5. VIPs starting from chairperson of ruling party, heir-apparent, opposition party chief decide to visits the place and gather ‘First hand information’ from victims, their families and  eyewitnesses. Half the police who are supposedly on the ‘hot trail’ of terrorists’ are removed from the duty and ‘redeployed’ for the visit of VIP leaders.

6. Intellectuals are invited in hordes to various TV centres to give their opinion. Intellectuals, real or pseudo, do not condemn the anti-social elements in their community or their brethren across the border even when a militant organization has taken responsibility for bombing the place. The same applies when a Hindu organization or individual is involved. The only difference is across the world the ratio seems to be 1: 1000+ bombings as claimed by Muslim militant organizations themselves.

One can easily make out what’s happening. The government spokesman, with eyes set firmly on the next election, blames the Government in western countries for not having a dialogue with Muslim fundamentalists.

Leading Muslim organizations and personalities in politics, filmdom, press, though in majority, seem to lack the will to form a cohesive force and fight the handful militant organizations that is hell-bent on creating a perpetual divide between both communities.

If these groups come out openly against the negative elements in their community, it could be a starting point for a fight against the terrorism which cripples citizens of every community.

Finally, the media, especially the electronic medium, builds up frothy sound bytes as ‘Breaking News’ and drums up enough clamour whenever a bomb blast occurs, only to lose interest as the next wave of ‘breaking News’ appears.

With a limited span of interest, they do not want to go deep into the topic and nail the government as to what they are doing about the repeated bombings. For whatever reason, they seem to be playing safe. Where is the ‘investigative’ journalism here to unearth future blasts and sound intelligence agencies?

It looks as though terrorism has come to stay in India, mainly because there is only half-hearted attempt to prevent, investigate and punish the perpetrators. There is lack of political will to formulate policies because it will eat into vote banks, to enforce stricter laws.

Perhaps because of these factors even police and other agencies are lax in their approach. There is a sense of betrayal among population that the government cannot even ensure their safety.

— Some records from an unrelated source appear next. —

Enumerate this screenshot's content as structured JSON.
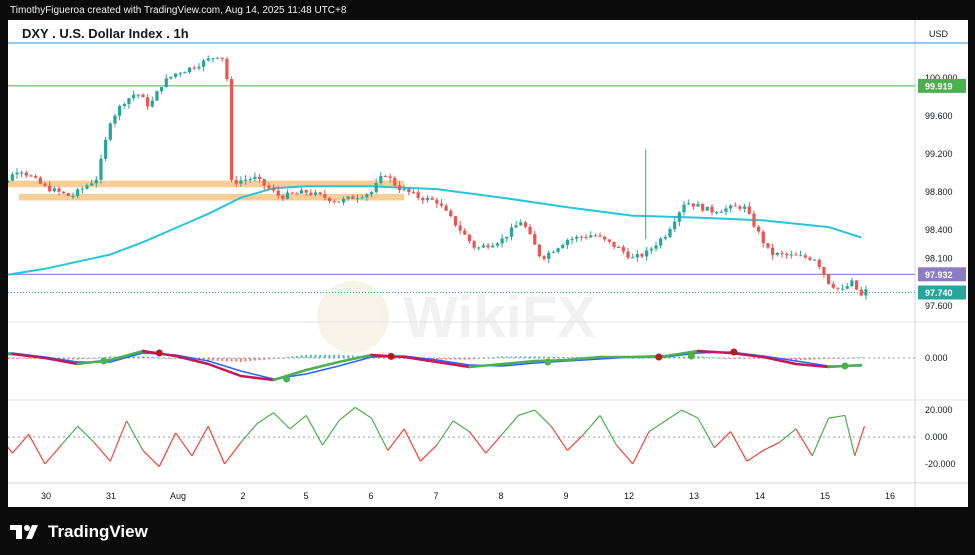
{
  "header": {
    "credit": "TimothyFigueroa created with TradingView.com, Aug 14, 2025 11:48 UTC+8",
    "symbol_title": "DXY . U.S. Dollar Index . 1h",
    "currency": "USD"
  },
  "footer": {
    "brand": "TradingView"
  },
  "watermark": "WikiFX",
  "colors": {
    "bull": "#26a69a",
    "bear": "#ef5350",
    "ma": "#26c6da",
    "zone": "#f7c98b",
    "level_green": "#4caf50",
    "level_purple": "#8e7cc3",
    "hline_blue": "#2196f3",
    "macd_fast": "#2962ff",
    "macd_slow": "#c2185b",
    "osc_up": "#4caf50",
    "osc_down": "#f44336"
  },
  "chart_data": [
    {
      "type": "candlestick",
      "title": "DXY . U.S. Dollar Index . 1h",
      "x_ticks": [
        "30",
        "31",
        "Aug",
        "2",
        "5",
        "6",
        "7",
        "8",
        "9",
        "12",
        "13",
        "14",
        "15",
        "16"
      ],
      "y_ticks": [
        "100.000",
        "99.600",
        "99.200",
        "98.800",
        "98.400",
        "98.100",
        "97.600"
      ],
      "ylim": [
        97.45,
        100.35
      ],
      "price_labels": [
        {
          "value": 99.919,
          "label": "99.919",
          "color": "#4caf50"
        },
        {
          "value": 97.932,
          "label": "97.932",
          "color": "#8e7cc3"
        },
        {
          "value": 97.74,
          "label": "97.740",
          "color": "#26a69a"
        }
      ],
      "horizontal_levels": [
        99.919,
        97.932
      ],
      "zones": [
        {
          "from_day": 29.0,
          "to_day": 35.5,
          "low": 98.85,
          "high": 98.92
        },
        {
          "from_day": 29.6,
          "to_day": 35.5,
          "low": 98.71,
          "high": 98.78
        }
      ],
      "moving_average": [
        [
          29.0,
          97.88
        ],
        [
          30.0,
          97.99
        ],
        [
          31.0,
          98.14
        ],
        [
          31.5,
          98.27
        ],
        [
          32.0,
          98.42
        ],
        [
          32.5,
          98.57
        ],
        [
          33.0,
          98.74
        ],
        [
          33.5,
          98.84
        ],
        [
          34.0,
          98.86
        ],
        [
          35.0,
          98.86
        ],
        [
          36.0,
          98.83
        ],
        [
          37.0,
          98.74
        ],
        [
          38.0,
          98.64
        ],
        [
          39.0,
          98.55
        ],
        [
          40.0,
          98.53
        ],
        [
          41.0,
          98.5
        ],
        [
          42.0,
          98.43
        ],
        [
          42.5,
          98.32
        ]
      ],
      "price_path": [
        [
          29.0,
          98.7
        ],
        [
          29.3,
          98.85
        ],
        [
          29.6,
          99.05
        ],
        [
          30.0,
          98.85
        ],
        [
          30.4,
          98.75
        ],
        [
          30.8,
          98.95
        ],
        [
          31.0,
          99.55
        ],
        [
          31.2,
          99.75
        ],
        [
          31.4,
          99.85
        ],
        [
          31.6,
          99.7
        ],
        [
          31.8,
          99.95
        ],
        [
          32.0,
          100.05
        ],
        [
          32.2,
          100.1
        ],
        [
          32.45,
          100.18
        ],
        [
          32.7,
          100.26
        ],
        [
          32.8,
          99.95
        ],
        [
          32.85,
          98.9
        ],
        [
          33.2,
          98.95
        ],
        [
          33.6,
          98.75
        ],
        [
          34.0,
          98.8
        ],
        [
          34.5,
          98.7
        ],
        [
          35.0,
          98.8
        ],
        [
          35.2,
          99.0
        ],
        [
          35.4,
          98.85
        ],
        [
          35.7,
          98.75
        ],
        [
          36.0,
          98.7
        ],
        [
          36.3,
          98.45
        ],
        [
          36.6,
          98.2
        ],
        [
          37.0,
          98.3
        ],
        [
          37.3,
          98.5
        ],
        [
          37.6,
          98.1
        ],
        [
          38.0,
          98.3
        ],
        [
          38.4,
          98.35
        ],
        [
          38.8,
          98.2
        ],
        [
          39.0,
          98.1
        ],
        [
          39.2,
          98.15
        ],
        [
          39.5,
          98.35
        ],
        [
          39.8,
          98.7
        ],
        [
          40.2,
          98.6
        ],
        [
          40.7,
          98.65
        ],
        [
          40.9,
          98.4
        ],
        [
          41.1,
          98.15
        ],
        [
          41.5,
          98.12
        ],
        [
          41.8,
          98.1
        ],
        [
          42.0,
          97.85
        ],
        [
          42.2,
          97.75
        ],
        [
          42.35,
          97.85
        ],
        [
          42.5,
          97.7
        ],
        [
          42.6,
          97.78
        ]
      ],
      "spike": {
        "day": 39.2,
        "high": 99.25,
        "low": 98.3
      }
    },
    {
      "type": "line",
      "title": "",
      "y_ticks": [
        "0.000"
      ],
      "series": [
        {
          "values": [
            [
              29.0,
              0.1
            ],
            [
              29.5,
              0.2
            ],
            [
              30.0,
              0.0
            ],
            [
              30.5,
              -0.3
            ],
            [
              31.0,
              -0.1
            ],
            [
              31.5,
              0.35
            ],
            [
              32.0,
              0.1
            ],
            [
              32.5,
              -0.3
            ],
            [
              33.0,
              -0.9
            ],
            [
              33.5,
              -1.1
            ],
            [
              34.0,
              -0.6
            ],
            [
              34.5,
              -0.2
            ],
            [
              35.0,
              0.15
            ],
            [
              35.5,
              0.05
            ],
            [
              36.0,
              -0.2
            ],
            [
              36.5,
              -0.45
            ],
            [
              37.0,
              -0.3
            ],
            [
              37.5,
              -0.15
            ],
            [
              38.0,
              -0.1
            ],
            [
              38.5,
              0.05
            ],
            [
              39.0,
              0.05
            ],
            [
              39.5,
              0.1
            ],
            [
              40.0,
              0.35
            ],
            [
              40.5,
              0.25
            ],
            [
              41.0,
              0.05
            ],
            [
              41.5,
              -0.3
            ],
            [
              42.0,
              -0.45
            ],
            [
              42.5,
              -0.35
            ]
          ]
        },
        {
          "values": [
            [
              29.0,
              0.2
            ],
            [
              29.5,
              0.25
            ],
            [
              30.0,
              0.05
            ],
            [
              30.5,
              -0.2
            ],
            [
              31.0,
              -0.2
            ],
            [
              31.5,
              0.25
            ],
            [
              32.0,
              0.15
            ],
            [
              32.5,
              -0.15
            ],
            [
              33.0,
              -0.65
            ],
            [
              33.5,
              -1.05
            ],
            [
              34.0,
              -0.8
            ],
            [
              34.5,
              -0.4
            ],
            [
              35.0,
              0.05
            ],
            [
              35.5,
              0.1
            ],
            [
              36.0,
              -0.1
            ],
            [
              36.5,
              -0.35
            ],
            [
              37.0,
              -0.4
            ],
            [
              37.5,
              -0.25
            ],
            [
              38.0,
              -0.15
            ],
            [
              38.5,
              -0.05
            ],
            [
              39.0,
              0.05
            ],
            [
              39.5,
              0.05
            ],
            [
              40.0,
              0.25
            ],
            [
              40.5,
              0.3
            ],
            [
              41.0,
              0.1
            ],
            [
              41.5,
              -0.15
            ],
            [
              42.0,
              -0.4
            ],
            [
              42.5,
              -0.4
            ]
          ]
        }
      ],
      "crossovers": [
        {
          "day": 29.25,
          "value": 0.22,
          "kind": "bear"
        },
        {
          "day": 30.9,
          "value": -0.15,
          "kind": "bull"
        },
        {
          "day": 31.75,
          "value": 0.25,
          "kind": "bear"
        },
        {
          "day": 33.7,
          "value": -1.05,
          "kind": "bull"
        },
        {
          "day": 35.3,
          "value": 0.08,
          "kind": "bear"
        },
        {
          "day": 37.7,
          "value": -0.2,
          "kind": "bull"
        },
        {
          "day": 39.4,
          "value": 0.05,
          "kind": "bear"
        },
        {
          "day": 39.9,
          "value": 0.1,
          "kind": "bull"
        },
        {
          "day": 40.55,
          "value": 0.3,
          "kind": "bear"
        },
        {
          "day": 42.25,
          "value": -0.4,
          "kind": "bull"
        }
      ]
    },
    {
      "type": "line",
      "title": "",
      "y_ticks": [
        "20.000",
        "0.000",
        "-20.000"
      ],
      "ylim": [
        -32,
        26
      ],
      "series": [
        {
          "values": [
            [
              29.0,
              -8
            ],
            [
              29.25,
              4
            ],
            [
              29.5,
              -12
            ],
            [
              29.75,
              2
            ],
            [
              30.0,
              -20
            ],
            [
              30.25,
              -6
            ],
            [
              30.5,
              8
            ],
            [
              30.75,
              -4
            ],
            [
              31.0,
              -18
            ],
            [
              31.25,
              12
            ],
            [
              31.5,
              -10
            ],
            [
              31.75,
              -22
            ],
            [
              32.0,
              3
            ],
            [
              32.25,
              -14
            ],
            [
              32.5,
              8
            ],
            [
              32.75,
              -20
            ],
            [
              33.0,
              -4
            ],
            [
              33.25,
              10
            ],
            [
              33.5,
              18
            ],
            [
              33.75,
              6
            ],
            [
              34.0,
              16
            ],
            [
              34.25,
              -6
            ],
            [
              34.5,
              12
            ],
            [
              34.75,
              22
            ],
            [
              35.0,
              14
            ],
            [
              35.25,
              -10
            ],
            [
              35.5,
              6
            ],
            [
              35.75,
              -18
            ],
            [
              36.0,
              -6
            ],
            [
              36.25,
              12
            ],
            [
              36.5,
              4
            ],
            [
              36.75,
              -12
            ],
            [
              37.0,
              2
            ],
            [
              37.25,
              16
            ],
            [
              37.5,
              20
            ],
            [
              37.75,
              8
            ],
            [
              38.0,
              -10
            ],
            [
              38.25,
              2
            ],
            [
              38.5,
              16
            ],
            [
              38.75,
              -6
            ],
            [
              39.0,
              -20
            ],
            [
              39.25,
              4
            ],
            [
              39.5,
              12
            ],
            [
              39.75,
              20
            ],
            [
              40.0,
              14
            ],
            [
              40.25,
              -8
            ],
            [
              40.5,
              4
            ],
            [
              40.75,
              -18
            ],
            [
              41.0,
              -10
            ],
            [
              41.25,
              -4
            ],
            [
              41.5,
              6
            ],
            [
              41.75,
              -14
            ],
            [
              42.0,
              14
            ],
            [
              42.25,
              16
            ],
            [
              42.4,
              -14
            ],
            [
              42.55,
              8
            ]
          ]
        }
      ]
    }
  ]
}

Is there no hope for an Indian of any community in a shopping mall or in a local train or a restaurant or a temple or a mosque?

Do we have to live in a perpetual state of fear thinking ‘Mera number kab ayega /gi’?